● To do: The expected output is each line below containing "this", copied in full.

● Listed records:
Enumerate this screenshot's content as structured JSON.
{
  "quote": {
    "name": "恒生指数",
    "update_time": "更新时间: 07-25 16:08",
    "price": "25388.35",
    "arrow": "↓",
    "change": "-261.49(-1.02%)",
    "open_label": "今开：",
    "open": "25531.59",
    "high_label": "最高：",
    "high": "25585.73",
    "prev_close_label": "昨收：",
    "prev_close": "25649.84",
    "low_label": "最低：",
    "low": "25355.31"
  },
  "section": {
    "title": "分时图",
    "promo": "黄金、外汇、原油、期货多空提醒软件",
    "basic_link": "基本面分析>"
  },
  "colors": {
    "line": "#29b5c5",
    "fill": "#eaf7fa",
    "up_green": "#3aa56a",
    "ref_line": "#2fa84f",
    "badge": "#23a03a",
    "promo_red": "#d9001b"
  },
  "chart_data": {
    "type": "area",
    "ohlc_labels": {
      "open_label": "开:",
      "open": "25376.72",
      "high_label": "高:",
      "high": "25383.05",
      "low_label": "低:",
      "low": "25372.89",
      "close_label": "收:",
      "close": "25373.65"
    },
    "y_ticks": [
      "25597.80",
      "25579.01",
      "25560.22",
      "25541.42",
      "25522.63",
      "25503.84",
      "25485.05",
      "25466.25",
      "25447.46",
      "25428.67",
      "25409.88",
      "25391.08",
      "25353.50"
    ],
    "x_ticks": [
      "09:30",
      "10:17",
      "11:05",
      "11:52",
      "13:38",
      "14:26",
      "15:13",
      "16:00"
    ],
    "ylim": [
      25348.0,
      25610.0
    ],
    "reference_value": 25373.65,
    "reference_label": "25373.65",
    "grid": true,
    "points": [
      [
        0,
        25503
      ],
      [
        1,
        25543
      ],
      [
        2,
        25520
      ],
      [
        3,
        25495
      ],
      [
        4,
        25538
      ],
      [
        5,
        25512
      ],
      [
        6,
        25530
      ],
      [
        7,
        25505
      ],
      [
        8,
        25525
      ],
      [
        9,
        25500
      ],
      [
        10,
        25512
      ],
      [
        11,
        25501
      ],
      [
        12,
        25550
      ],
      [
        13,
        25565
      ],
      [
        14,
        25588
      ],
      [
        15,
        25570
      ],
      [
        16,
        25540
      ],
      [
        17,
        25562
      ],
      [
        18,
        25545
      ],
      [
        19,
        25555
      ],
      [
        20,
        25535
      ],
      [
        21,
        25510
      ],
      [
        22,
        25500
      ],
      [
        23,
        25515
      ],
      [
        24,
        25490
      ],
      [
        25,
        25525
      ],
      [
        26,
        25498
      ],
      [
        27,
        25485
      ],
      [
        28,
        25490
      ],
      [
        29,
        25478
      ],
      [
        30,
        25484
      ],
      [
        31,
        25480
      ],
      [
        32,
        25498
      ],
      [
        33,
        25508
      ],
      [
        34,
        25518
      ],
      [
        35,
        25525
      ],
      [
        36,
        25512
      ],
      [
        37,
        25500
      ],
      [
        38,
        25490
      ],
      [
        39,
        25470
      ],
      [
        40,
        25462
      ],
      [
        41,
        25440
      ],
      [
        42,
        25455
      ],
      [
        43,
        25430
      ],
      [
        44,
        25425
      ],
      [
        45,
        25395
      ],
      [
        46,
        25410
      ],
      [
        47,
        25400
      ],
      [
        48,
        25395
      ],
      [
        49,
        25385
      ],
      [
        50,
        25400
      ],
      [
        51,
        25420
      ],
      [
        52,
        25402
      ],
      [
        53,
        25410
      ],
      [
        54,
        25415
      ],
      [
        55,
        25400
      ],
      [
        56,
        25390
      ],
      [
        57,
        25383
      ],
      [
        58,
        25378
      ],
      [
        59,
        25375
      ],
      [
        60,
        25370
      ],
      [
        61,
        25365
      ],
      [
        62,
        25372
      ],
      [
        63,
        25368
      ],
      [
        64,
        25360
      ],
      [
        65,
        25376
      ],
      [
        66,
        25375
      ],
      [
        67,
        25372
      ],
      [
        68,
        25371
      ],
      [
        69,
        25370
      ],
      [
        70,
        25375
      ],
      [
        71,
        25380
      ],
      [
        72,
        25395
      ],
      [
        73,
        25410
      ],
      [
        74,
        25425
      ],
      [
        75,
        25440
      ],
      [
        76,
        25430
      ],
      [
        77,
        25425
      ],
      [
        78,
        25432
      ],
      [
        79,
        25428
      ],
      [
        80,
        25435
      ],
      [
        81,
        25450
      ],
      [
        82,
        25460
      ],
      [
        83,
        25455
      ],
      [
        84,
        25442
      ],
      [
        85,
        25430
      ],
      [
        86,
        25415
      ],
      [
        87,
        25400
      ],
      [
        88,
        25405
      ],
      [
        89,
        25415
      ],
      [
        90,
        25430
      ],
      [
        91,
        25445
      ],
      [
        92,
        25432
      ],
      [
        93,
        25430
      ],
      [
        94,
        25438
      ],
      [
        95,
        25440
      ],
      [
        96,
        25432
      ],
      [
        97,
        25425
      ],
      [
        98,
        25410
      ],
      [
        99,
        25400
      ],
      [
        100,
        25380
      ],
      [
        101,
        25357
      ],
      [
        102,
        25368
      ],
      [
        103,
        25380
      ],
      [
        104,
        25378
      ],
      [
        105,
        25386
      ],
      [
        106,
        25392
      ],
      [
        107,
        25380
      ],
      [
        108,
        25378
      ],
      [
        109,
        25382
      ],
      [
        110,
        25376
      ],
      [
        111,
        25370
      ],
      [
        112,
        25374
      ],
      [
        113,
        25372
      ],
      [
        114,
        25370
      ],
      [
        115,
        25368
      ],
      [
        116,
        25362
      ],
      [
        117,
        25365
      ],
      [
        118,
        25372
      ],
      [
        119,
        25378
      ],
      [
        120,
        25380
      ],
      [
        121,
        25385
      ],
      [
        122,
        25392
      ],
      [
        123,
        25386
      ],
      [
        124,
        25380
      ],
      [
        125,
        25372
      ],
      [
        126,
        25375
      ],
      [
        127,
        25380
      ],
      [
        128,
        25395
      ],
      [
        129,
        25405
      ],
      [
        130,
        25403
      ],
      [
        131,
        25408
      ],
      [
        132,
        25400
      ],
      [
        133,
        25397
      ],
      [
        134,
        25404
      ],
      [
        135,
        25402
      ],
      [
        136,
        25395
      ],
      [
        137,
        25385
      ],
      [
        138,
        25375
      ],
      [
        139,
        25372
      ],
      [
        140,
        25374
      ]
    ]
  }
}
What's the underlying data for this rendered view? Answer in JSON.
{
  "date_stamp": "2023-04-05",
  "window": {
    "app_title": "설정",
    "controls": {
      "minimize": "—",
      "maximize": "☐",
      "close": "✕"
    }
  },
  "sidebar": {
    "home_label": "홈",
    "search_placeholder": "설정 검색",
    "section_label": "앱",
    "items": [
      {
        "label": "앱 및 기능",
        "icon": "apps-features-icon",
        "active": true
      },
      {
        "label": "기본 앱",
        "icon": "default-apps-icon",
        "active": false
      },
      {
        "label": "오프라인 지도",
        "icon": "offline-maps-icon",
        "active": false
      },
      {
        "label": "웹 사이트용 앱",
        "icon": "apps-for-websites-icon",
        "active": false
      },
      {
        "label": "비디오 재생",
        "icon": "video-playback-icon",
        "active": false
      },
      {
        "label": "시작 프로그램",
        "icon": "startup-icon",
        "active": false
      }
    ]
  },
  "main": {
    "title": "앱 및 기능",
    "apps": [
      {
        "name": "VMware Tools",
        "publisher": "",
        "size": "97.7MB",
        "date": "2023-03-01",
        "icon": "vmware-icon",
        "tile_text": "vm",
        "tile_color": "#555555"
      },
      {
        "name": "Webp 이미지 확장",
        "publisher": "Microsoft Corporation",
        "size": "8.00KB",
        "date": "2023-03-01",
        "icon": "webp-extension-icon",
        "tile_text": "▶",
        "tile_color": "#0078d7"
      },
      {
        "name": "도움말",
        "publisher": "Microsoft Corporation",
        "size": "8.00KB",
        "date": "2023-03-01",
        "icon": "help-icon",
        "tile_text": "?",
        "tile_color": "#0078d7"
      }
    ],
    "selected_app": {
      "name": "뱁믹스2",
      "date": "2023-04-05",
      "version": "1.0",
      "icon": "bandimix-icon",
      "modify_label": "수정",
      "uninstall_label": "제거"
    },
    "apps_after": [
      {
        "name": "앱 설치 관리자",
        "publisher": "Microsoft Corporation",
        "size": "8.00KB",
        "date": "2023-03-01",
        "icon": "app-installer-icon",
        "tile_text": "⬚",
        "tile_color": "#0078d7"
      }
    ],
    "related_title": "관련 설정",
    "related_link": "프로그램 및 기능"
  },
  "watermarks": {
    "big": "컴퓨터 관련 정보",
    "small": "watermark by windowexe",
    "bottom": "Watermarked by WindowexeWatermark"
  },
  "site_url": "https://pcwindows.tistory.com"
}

● Your response:
Enumerate this screenshot's content as structured JSON.
What's the underlying data for this rendered view? Answer in JSON.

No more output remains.